4: Download the gopro-utils from https://github.com/stilldavid/gopro-utils by clicking on the green "Clone or download" button. Download as zip. (stilldavid's version of the tools tend to be outdated. I try to keep them working here https://github.com/JuanIrache/gopro-utils ) Edit: , you can just "git clone" the repo.
5: Unzip what you just downloaded, open the new folder and copy its content (it's also a folder named "gopro-utils-master") in the \stilldavid\ folder that you just created.
6: Remove the "-master" part from the folder name, so that it becomes "gopro-utils"
7: Like before, create a folder called %USERPROFILE%\go\src\github.com\paulmach\ and repeat steps 4, 5 and 6 with these projects that gopro-utils needs to work: https://github.com/paulmach/go.geo and https://github.com/paulmach/go.geojson
- Note5: If you just want to extract GPS data the way stilldavid conceived it, you're almost set up. I modified one of the files so that the Gyro, Accel and Temp information can be extracted in spreadsheet format.
8: Go to your folder \go\src\github.com\stilldavid\gopro-utils\bin\gpmd
Edit: Instead, you can just build the file from my repo: https://github.com/JuanIrache/gopro-utils/tree/master/bin/gpmd2csv
- Note6: If you own a H5 Black (I don't), you can modify my file so that it also saves GPS data by uncommenting the GPS parts, that is, removing all the /* and */ lines and then saving the file. More data can be retrieved if you look into the gopro-utils code.
9: Still in the \gpmdinfo\ folder, unselect any file and do SHIFT+RIGHT MOUSE CLICK and select "Open command window here"
10: In the command prompt, write "go build", withouth the quotes and press ENTER. This should create a gpmdinfo.exe file. If you did it all right, you won't need to repeat the previous steps.
-- Repeat from here for additional video files
11: Copy your gopro video file and open the \ffmpeg\ folder that you created in step 1. There, open the folder called \bin\ and paste your video file
12: Open a command prompt like in step 9 and type: "ffmpeg -y -i filename.MP4 -codec copy -map 0:3 -f rawvideo filename.bin" without quotes, where filename must be replaced with the name of your file.
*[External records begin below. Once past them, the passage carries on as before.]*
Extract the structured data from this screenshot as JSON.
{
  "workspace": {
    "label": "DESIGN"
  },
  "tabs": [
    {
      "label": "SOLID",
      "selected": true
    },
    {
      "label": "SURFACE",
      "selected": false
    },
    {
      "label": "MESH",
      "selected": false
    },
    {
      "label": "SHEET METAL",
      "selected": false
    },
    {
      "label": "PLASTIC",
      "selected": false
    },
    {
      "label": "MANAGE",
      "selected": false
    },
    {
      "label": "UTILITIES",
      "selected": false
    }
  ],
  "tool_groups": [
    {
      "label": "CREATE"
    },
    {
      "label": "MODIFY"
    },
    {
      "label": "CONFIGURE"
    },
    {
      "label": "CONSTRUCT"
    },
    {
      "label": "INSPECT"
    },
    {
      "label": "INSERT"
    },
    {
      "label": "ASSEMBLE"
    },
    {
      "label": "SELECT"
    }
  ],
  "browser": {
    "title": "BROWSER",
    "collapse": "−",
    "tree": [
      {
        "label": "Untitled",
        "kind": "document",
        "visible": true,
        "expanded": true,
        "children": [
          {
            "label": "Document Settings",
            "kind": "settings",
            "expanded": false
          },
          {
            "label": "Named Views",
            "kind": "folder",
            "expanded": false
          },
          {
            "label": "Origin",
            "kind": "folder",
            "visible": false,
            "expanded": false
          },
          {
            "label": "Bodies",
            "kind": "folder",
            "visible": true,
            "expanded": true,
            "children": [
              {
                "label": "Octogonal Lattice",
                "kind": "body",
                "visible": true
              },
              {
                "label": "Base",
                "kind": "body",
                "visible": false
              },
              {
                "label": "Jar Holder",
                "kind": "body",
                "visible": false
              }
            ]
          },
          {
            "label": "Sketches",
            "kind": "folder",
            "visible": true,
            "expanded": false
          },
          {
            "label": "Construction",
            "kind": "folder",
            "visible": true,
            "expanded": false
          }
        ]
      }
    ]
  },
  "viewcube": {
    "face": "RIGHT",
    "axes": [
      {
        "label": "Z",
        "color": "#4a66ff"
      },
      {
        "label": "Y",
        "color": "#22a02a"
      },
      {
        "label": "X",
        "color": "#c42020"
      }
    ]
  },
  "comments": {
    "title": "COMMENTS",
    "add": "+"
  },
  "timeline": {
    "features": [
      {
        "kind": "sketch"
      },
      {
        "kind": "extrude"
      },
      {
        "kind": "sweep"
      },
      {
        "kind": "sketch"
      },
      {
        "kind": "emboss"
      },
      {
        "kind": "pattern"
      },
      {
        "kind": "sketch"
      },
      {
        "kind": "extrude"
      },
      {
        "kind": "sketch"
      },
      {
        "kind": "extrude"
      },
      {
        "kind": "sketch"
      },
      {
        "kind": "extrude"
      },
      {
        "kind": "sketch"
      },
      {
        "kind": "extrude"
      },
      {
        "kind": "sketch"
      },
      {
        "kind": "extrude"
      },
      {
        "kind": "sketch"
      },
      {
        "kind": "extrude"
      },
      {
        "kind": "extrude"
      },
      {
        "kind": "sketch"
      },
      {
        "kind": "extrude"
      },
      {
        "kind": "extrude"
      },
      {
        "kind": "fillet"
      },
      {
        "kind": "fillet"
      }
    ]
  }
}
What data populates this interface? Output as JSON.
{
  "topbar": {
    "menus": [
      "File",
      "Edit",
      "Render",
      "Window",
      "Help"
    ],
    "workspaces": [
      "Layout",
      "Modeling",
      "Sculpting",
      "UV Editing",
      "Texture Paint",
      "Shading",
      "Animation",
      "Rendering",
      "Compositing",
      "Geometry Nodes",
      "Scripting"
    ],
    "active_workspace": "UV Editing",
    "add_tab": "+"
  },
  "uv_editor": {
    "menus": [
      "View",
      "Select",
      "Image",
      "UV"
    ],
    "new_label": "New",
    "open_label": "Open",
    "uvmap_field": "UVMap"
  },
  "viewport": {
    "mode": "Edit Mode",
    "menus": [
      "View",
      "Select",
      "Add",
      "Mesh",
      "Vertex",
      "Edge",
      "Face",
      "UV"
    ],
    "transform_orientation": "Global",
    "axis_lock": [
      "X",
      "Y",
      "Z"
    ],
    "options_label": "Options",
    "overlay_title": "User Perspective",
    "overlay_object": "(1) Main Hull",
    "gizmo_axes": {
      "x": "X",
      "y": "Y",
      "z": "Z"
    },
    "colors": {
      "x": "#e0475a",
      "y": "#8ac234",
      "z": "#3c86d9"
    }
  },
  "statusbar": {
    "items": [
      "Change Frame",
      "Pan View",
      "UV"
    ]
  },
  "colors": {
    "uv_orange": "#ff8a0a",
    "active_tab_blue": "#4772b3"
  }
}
This will produce a .bin file. Edit: If framerate is higher than 60fps, replace 0:3 with 0:2
13: Cut both the .bin and your .mp4 video files and go back to the \gpmdinfo\ folder of step 8. Paste them.
14: Open a command prompt and type: "gpmdinfo -i filename.bin". This will create 3 files accl.csv, gyro.csv and temp.csv. These are the data you were after. Open them with Excel or any similar software or create whatever you want with them. Copy them somewhere safe with the original video file, as the next file you process will overwrite them.
One simple thing you can do with all this is see the G-forces that the camera or yourself experienced during the shot.
I have also been playing with the data and it is really useful for stabilising the image, for example, without having to enable that setting in the camera and, therefore, without losing quality or field of view. Data is being recorded even in 4K, which means we can stabilise 4k footage! Will share my work on another post in this group.
Unfortunately, it seems like nothing is recorded on framerates above 60fps. But I don't see why that wouldn't come in a future firmware update, if people start using these features. Edit: We can also stabilise high framerate footage.